#98 The Phantom of the Office

by Mark Budman

Every day, the office phantom—we call her Fanny—gets into the fridge where we keep our lunches and steals something.

John, the manager, is pissed though she doesn’t take much. Sometimes it’s a slice of cheese or a cold cut, sometimes it’s a can of soda. She could take more valuable things. After all, we have batteries, printer cartridges, software, and even a LCD projector in the supply cabinet next to the fridge. But she takes only a bit of food. We all see her quick, furtive shadow as she glides through the wall, enters the fridge and then leaves. But what can we do? Pepper-spray her? Call the cops? Tell her that stealing is morally wrong?

I’d say, let her be. Maybe she’s hungry. Maybe she needs attention. Would it be better if she sucks our blood when we take a nap? John is not amused. One day, he brings this BB gun loaded with silver pellets.

I tell him it’s stupid. Silver bullets only kill werewolves. And you can’t kill a thief anyway unless she threatens your life. It’s illegal in our state.

Does he listen? No way. As soon as Fanny sticks her head inside the fridge, he fires. The pellets pepper the ceiling. Fanny darts and she is gone.

“Who pushed me, folks?” John shouts, shaking his fists. “Is someone in cahoots with her?”

I roll my eyes. I’m not in cahoots with anyone. Stupid ideas never work. I’m just trying to prove this rule.

5 comments:

Anonymous said...

He shot, you pushed, Fanny fled. This leaves open a number of questions: was John shooting to kill or shooting to scare; what exactly was his idea? How do you know what he was really thinking, and did swift Fanny flea empty-handed?

Mark Budman said...

A story can go walk along many paths, but the writer chooses only one.

Andrew said...

Terrific story, Mark.

Sarah Laurenson said...

Feels like a fascinating beginning to a longer piece.

Sam Knight said...

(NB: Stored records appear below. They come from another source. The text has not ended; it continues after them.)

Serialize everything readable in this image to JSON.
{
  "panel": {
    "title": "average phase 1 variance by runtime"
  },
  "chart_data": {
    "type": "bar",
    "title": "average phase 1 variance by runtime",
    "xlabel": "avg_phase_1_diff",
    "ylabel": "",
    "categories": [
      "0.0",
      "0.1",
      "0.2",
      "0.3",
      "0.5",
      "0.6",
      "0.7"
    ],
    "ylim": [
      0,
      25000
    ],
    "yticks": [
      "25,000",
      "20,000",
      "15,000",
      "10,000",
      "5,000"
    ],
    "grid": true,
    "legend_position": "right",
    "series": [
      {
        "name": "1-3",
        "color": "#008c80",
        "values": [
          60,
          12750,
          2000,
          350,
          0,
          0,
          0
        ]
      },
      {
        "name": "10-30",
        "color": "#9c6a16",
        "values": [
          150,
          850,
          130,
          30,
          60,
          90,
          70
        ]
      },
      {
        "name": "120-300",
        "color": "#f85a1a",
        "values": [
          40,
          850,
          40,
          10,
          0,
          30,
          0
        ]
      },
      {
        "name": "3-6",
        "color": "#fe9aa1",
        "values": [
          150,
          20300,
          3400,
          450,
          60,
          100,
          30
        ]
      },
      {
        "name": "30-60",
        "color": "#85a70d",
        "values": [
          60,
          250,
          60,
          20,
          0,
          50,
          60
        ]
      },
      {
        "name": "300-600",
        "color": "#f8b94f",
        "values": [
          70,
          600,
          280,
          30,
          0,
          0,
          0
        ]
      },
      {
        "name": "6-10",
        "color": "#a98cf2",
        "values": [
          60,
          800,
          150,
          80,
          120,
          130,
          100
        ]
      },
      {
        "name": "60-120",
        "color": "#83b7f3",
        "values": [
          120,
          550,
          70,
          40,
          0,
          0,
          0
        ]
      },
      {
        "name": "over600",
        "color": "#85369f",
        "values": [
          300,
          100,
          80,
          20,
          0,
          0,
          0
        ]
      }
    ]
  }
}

I really liked it. I love the idea that the protagonist sympathized with the ghost. I was curious as to the manner in which the physical objects left the fridge, though... Did the visibly float away, or were they converted to non-corporeal?